● **Action item**
No record may be left out; print them all verbatim.

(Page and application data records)
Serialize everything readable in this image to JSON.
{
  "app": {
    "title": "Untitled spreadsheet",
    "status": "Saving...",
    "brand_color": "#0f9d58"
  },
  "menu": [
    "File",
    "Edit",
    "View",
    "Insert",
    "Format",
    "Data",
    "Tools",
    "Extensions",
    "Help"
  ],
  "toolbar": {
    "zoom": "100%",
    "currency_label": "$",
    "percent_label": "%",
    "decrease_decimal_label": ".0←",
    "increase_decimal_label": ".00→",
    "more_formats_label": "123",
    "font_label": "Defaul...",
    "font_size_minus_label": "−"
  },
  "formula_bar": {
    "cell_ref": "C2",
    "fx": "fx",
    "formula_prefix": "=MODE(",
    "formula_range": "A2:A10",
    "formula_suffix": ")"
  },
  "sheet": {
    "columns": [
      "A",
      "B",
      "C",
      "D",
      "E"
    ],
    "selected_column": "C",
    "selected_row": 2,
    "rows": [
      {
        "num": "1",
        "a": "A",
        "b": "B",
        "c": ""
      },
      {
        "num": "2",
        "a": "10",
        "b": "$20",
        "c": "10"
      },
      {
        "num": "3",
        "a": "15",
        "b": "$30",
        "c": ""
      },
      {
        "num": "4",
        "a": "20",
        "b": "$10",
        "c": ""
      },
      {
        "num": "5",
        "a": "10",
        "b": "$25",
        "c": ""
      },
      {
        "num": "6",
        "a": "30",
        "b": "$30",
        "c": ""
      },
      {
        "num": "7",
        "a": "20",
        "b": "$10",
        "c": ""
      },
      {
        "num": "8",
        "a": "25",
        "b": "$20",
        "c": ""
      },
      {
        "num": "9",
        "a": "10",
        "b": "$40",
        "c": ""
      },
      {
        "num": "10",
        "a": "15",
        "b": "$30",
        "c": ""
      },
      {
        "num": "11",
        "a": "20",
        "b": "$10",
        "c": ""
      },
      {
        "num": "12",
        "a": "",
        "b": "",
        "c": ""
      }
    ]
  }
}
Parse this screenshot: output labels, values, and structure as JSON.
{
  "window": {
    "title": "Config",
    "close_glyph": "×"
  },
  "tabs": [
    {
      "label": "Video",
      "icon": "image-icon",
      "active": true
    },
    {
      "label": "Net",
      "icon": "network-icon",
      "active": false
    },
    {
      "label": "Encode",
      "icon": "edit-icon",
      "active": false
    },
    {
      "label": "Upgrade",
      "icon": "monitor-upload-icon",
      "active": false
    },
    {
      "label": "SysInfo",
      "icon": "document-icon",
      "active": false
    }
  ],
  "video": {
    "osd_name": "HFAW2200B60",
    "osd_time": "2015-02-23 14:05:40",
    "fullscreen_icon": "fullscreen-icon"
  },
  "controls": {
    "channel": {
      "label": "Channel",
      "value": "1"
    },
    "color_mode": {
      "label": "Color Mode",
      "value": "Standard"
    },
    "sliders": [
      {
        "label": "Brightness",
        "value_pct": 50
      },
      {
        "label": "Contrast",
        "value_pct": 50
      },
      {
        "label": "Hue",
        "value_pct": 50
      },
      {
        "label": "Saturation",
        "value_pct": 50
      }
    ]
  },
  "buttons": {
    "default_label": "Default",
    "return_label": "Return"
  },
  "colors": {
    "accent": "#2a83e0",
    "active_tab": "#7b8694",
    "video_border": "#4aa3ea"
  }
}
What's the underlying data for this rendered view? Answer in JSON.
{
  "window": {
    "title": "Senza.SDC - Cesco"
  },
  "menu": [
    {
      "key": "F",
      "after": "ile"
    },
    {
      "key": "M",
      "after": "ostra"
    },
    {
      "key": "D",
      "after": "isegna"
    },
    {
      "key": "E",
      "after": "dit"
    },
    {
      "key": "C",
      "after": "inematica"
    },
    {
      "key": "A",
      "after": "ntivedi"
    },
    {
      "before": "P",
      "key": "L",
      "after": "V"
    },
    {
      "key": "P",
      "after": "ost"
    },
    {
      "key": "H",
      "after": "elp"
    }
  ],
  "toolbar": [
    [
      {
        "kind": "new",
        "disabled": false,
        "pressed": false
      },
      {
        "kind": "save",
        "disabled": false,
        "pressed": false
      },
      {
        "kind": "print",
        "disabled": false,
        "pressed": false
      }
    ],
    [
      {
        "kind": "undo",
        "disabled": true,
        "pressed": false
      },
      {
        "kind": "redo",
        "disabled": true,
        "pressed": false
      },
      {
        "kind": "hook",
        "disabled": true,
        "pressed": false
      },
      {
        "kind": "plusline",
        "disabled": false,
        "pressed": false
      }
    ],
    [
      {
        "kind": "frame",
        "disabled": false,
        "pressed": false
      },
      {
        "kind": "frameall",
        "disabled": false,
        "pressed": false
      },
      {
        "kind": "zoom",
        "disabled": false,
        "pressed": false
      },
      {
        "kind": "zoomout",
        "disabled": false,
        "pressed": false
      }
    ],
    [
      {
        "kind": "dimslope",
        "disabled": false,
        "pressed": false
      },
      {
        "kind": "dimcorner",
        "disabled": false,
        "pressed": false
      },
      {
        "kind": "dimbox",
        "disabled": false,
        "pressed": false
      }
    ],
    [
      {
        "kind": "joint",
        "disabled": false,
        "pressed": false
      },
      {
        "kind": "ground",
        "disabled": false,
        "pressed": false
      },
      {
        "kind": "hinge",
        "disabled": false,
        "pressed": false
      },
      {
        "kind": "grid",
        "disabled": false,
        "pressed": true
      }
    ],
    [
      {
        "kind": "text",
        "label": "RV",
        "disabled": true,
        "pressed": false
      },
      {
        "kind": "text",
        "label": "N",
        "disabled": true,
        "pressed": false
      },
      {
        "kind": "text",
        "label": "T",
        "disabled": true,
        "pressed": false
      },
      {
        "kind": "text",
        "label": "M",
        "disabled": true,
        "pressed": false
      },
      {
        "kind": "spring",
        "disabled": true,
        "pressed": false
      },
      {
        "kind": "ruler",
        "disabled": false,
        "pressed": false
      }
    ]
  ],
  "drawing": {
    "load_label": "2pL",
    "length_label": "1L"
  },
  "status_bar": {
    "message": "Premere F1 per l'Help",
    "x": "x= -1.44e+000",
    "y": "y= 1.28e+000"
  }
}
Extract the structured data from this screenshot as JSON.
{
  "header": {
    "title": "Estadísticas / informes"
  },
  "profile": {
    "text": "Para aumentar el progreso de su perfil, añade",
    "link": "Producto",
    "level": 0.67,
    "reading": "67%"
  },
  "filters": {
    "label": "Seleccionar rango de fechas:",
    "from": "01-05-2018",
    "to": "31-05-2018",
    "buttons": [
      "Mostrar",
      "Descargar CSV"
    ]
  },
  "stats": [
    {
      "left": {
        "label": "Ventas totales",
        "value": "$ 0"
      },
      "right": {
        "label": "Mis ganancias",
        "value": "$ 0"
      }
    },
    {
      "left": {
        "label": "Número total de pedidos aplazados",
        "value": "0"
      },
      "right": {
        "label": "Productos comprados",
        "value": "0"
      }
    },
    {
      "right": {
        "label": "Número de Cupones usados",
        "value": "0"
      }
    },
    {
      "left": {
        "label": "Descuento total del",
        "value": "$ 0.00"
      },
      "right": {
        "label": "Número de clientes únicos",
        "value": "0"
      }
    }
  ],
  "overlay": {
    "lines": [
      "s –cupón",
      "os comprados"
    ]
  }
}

● **Task solution**
Serialize everything readable in this image to JSON.
{
  "app": {
    "title": "Untitled spreadsheet",
    "status": "Saving...",
    "brand_color": "#0f9d58"
  },
  "menu": [
    "File",
    "Edit",
    "View",
    "Insert",
    "Format",
    "Data",
    "Tools",
    "Extensions",
    "Help"
  ],
  "toolbar": {
    "zoom": "100%",
    "currency_label": "$",
    "percent_label": "%",
    "decrease_decimal_label": ".0←",
    "increase_decimal_label": ".00→",
    "more_formats_label": "123",
    "font_label": "Defaul...",
    "font_size_minus_label": "−"
  },
  "formula_bar": {
    "cell_ref": "C2",
    "fx": "fx",
    "formula_prefix": "=MODE(",
    "formula_range": "A2:A10",
    "formula_suffix": ")"
  },
  "sheet": {
    "columns": [
      "A",
      "B",
      "C",
      "D",
      "E"
    ],
    "selected_column": "C",
    "selected_row": 2,
    "rows": [
      {
        "num": "1",
        "a": "A",
        "b": "B",
        "c": ""
      },
      {
        "num": "2",
        "a": "10",
        "b": "$20",
        "c": "10"
      },
      {
        "num": "3",
        "a": "15",
        "b": "$30",
        "c": ""
      },
      {
        "num": "4",
        "a": "20",
        "b": "$10",
        "c": ""
      },
      {
        "num": "5",
        "a": "10",
        "b": "$25",
        "c": ""
      },
      {
        "num": "6",
        "a": "30",
        "b": "$30",
        "c": ""
      },
      {
        "num": "7",
        "a": "20",
        "b": "$10",
        "c": ""
      },
      {
        "num": "8",
        "a": "25",
        "b": "$20",
        "c": ""
      },
      {
        "num": "9",
        "a": "10",
        "b": "$40",
        "c": ""
      },
      {
        "num": "10",
        "a": "15",
        "b": "$30",
        "c": ""
      },
      {
        "num": "11",
        "a": "20",
        "b": "$10",
        "c": ""
      },
      {
        "num": "12",
        "a": "",
        "b": "",
        "c": ""
      }
    ]
  }
}
Parse this screenshot: output labels, values, and structure as JSON.
{
  "window": {
    "title": "Config",
    "close_glyph": "×"
  },
  "tabs": [
    {
      "label": "Video",
      "icon": "image-icon",
      "active": true
    },
    {
      "label": "Net",
      "icon": "network-icon",
      "active": false
    },
    {
      "label": "Encode",
      "icon": "edit-icon",
      "active": false
    },
    {
      "label": "Upgrade",
      "icon": "monitor-upload-icon",
      "active": false
    },
    {
      "label": "SysInfo",
      "icon": "document-icon",
      "active": false
    }
  ],
  "video": {
    "osd_name": "HFAW2200B60",
    "osd_time": "2015-02-23 14:05:40",
    "fullscreen_icon": "fullscreen-icon"
  },
  "controls": {
    "channel": {
      "label": "Channel",
      "value": "1"
    },
    "color_mode": {
      "label": "Color Mode",
      "value": "Standard"
    },
    "sliders": [
      {
        "label": "Brightness",
        "value_pct": 50
      },
      {
        "label": "Contrast",
        "value_pct": 50
      },
      {
        "label": "Hue",
        "value_pct": 50
      },
      {
        "label": "Saturation",
        "value_pct": 50
      }
    ]
  },
  "buttons": {
    "default_label": "Default",
    "return_label": "Return"
  },
  "colors": {
    "accent": "#2a83e0",
    "active_tab": "#7b8694",
    "video_border": "#4aa3ea"
  }
}
What's the underlying data for this rendered view? Answer in JSON.
{
  "window": {
    "title": "Senza.SDC - Cesco"
  },
  "menu": [
    {
      "key": "F",
      "after": "ile"
    },
    {
      "key": "M",
      "after": "ostra"
    },
    {
      "key": "D",
      "after": "isegna"
    },
    {
      "key": "E",
      "after": "dit"
    },
    {
      "key": "C",
      "after": "inematica"
    },
    {
      "key": "A",
      "after": "ntivedi"
    },
    {
      "before": "P",
      "key": "L",
      "after": "V"
    },
    {
      "key": "P",
      "after": "ost"
    },
    {
      "key": "H",
      "after": "elp"
    }
  ],
  "toolbar": [
    [
      {
        "kind": "new",
        "disabled": false,
        "pressed": false
      },
      {
        "kind": "save",
        "disabled": false,
        "pressed": false
      },
      {
        "kind": "print",
        "disabled": false,
        "pressed": false
      }
    ],
    [
      {
        "kind": "undo",
        "disabled": true,
        "pressed": false
      },
      {
        "kind": "redo",
        "disabled": true,
        "pressed": false
      },
      {
        "kind": "hook",
        "disabled": true,
        "pressed": false
      },
      {
        "kind": "plusline",
        "disabled": false,
        "pressed": false
      }
    ],
    [
      {
        "kind": "frame",
        "disabled": false,
        "pressed": false
      },
      {
        "kind": "frameall",
        "disabled": false,
        "pressed": false
      },
      {
        "kind": "zoom",
        "disabled": false,
        "pressed": false
      },
      {
        "kind": "zoomout",
        "disabled": false,
        "pressed": false
      }
    ],
    [
      {
        "kind": "dimslope",
        "disabled": false,
        "pressed": false
      },
      {
        "kind": "dimcorner",
        "disabled": false,
        "pressed": false
      },
      {
        "kind": "dimbox",
        "disabled": false,
        "pressed": false
      }
    ],
    [
      {
        "kind": "joint",
        "disabled": false,
        "pressed": false
      },
      {
        "kind": "ground",
        "disabled": false,
        "pressed": false
      },
      {
        "kind": "hinge",
        "disabled": false,
        "pressed": false
      },
      {
        "kind": "grid",
        "disabled": false,
        "pressed": true
      }
    ],
    [
      {
        "kind": "text",
        "label": "RV",
        "disabled": true,
        "pressed": false
      },
      {
        "kind": "text",
        "label": "N",
        "disabled": true,
        "pressed": false
      },
      {
        "kind": "text",
        "label": "T",
        "disabled": true,
        "pressed": false
      },
      {
        "kind": "text",
        "label": "M",
        "disabled": true,
        "pressed": false
      },
      {
        "kind": "spring",
        "disabled": true,
        "pressed": false
      },
      {
        "kind": "ruler",
        "disabled": false,
        "pressed": false
      }
    ]
  ],
  "drawing": {
    "load_label": "2pL",
    "length_label": "1L"
  },
  "status_bar": {
    "message": "Premere F1 per l'Help",
    "x": "x= -1.44e+000",
    "y": "y= 1.28e+000"
  }
}
Extract the structured data from this screenshot as JSON.
{
  "header": {
    "title": "Estadísticas / informes"
  },
  "profile": {
    "text": "Para aumentar el progreso de su perfil, añade",
    "link": "Producto",
    "level": 0.67,
    "reading": "67%"
  },
  "filters": {
    "label": "Seleccionar rango de fechas:",
    "from": "01-05-2018",
    "to": "31-05-2018",
    "buttons": [
      "Mostrar",
      "Descargar CSV"
    ]
  },
  "stats": [
    {
      "left": {
        "label": "Ventas totales",
        "value": "$ 0"
      },
      "right": {
        "label": "Mis ganancias",
        "value": "$ 0"
      }
    },
    {
      "left": {
        "label": "Número total de pedidos aplazados",
        "value": "0"
      },
      "right": {
        "label": "Productos comprados",
        "value": "0"
      }
    },
    {
      "right": {
        "label": "Número de Cupones usados",
        "value": "0"
      }
    },
    {
      "left": {
        "label": "Descuento total del",
        "value": "$ 0.00"
      },
      "right": {
        "label": "Número de clientes únicos",
        "value": "0"
      }
    }
  ],
  "overlay": {
    "lines": [
      "s –cupón",
      "os comprados"
    ]
  }
}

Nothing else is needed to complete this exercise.